If digital has an effect of making us accept lower quality, I wonder if it has an effect of making our whole world matter less. Does it make things seem cheap, and worthless? Does it create apathy? So that convenience trumps quality? Cheap made-in-China junk is the choice over a quality build from an artisan. Third-world labor-made clothing is the norm. Quick and cheap, regardless of quality, is what we seem to want. (I even see it in the photography and video industry–quality is not what matters most.)

We’ll buy a new crappy patio set from Wal-Mart and it will look nice for a year, and fall apart by next year, so we’ll buy another one. That’s the model, instead of buying quality, we replace. We’re not rich, but we look like it this year, until it all falls apart.

Is that America? Is the dream just that? Not real, just appearances. In 1959, a Swiss photographer, Robert Frank, published a book called THE AMERICANS, and it depicted the Americans he photographed in his travels across the U.S. on a Guggenheim grant. People panned it when it came out–surely America wasn’t that ugly. The images in the book didn’t match the image people had for America. But they were us.

I went to the local gala event on Friday night and didn’t bring a phone, and it felt like a treat to be disconnected from it. Phones consume our every waking hour. Mine, too.

They interrupt the silence on a walk or hike, at movies and shows, and dinner conversations with friends. They’re in our way at events like concerts, weddings and fireworks shows by folks who feel the need to take something home, instead of experiencing it there. (Note: The bride and groom have a photographer there. Sit back and enjoy the event–be present!)

Are we missing the real thing because of the technology? When was the last time you were without your phone? What did that feel like?

Do you think this can continue, and are we better off with this electronic substitute for the things we used to be able to hold–records, photographs, letters?

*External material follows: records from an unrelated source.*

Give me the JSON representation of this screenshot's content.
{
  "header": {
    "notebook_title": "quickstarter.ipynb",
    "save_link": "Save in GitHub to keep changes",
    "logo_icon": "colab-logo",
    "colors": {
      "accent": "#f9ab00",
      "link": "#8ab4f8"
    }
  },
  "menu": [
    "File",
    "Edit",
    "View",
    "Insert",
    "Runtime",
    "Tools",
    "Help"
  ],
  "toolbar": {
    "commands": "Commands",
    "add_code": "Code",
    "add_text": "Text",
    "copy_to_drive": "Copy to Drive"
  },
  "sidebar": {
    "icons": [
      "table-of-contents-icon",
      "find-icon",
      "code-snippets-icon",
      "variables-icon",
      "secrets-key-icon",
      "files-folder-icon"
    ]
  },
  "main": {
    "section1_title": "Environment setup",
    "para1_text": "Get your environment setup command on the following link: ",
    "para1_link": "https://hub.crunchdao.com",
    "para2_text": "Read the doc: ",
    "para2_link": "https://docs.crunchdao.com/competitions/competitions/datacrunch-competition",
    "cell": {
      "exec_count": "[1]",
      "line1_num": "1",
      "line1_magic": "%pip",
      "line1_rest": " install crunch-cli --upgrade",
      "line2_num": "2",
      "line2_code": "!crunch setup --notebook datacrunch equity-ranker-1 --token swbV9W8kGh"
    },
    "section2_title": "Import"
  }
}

Or does it cheapen things, even politics, so that we can end up with a game show host for a president?

While digital allows many conveniences and accesses, is it in some ways unhealthy for society? Does it allow for the instant spreading of misinformation, which can foster hatred or influence decisions, even important ones like in an election? Does instant news make us feel more unsafe, because we think the world is more dangerous with all the negative reports? Is it actually more unsafe? Or is the perception changed because of the onslaught of “news”?

Seems like something has to change. Not to say that nothing good has come from digital technology, but are there negatives as well? And please tell me we’re not going to still be crossing the street and almost getting hit because we’re looking down at our phones in 20 years.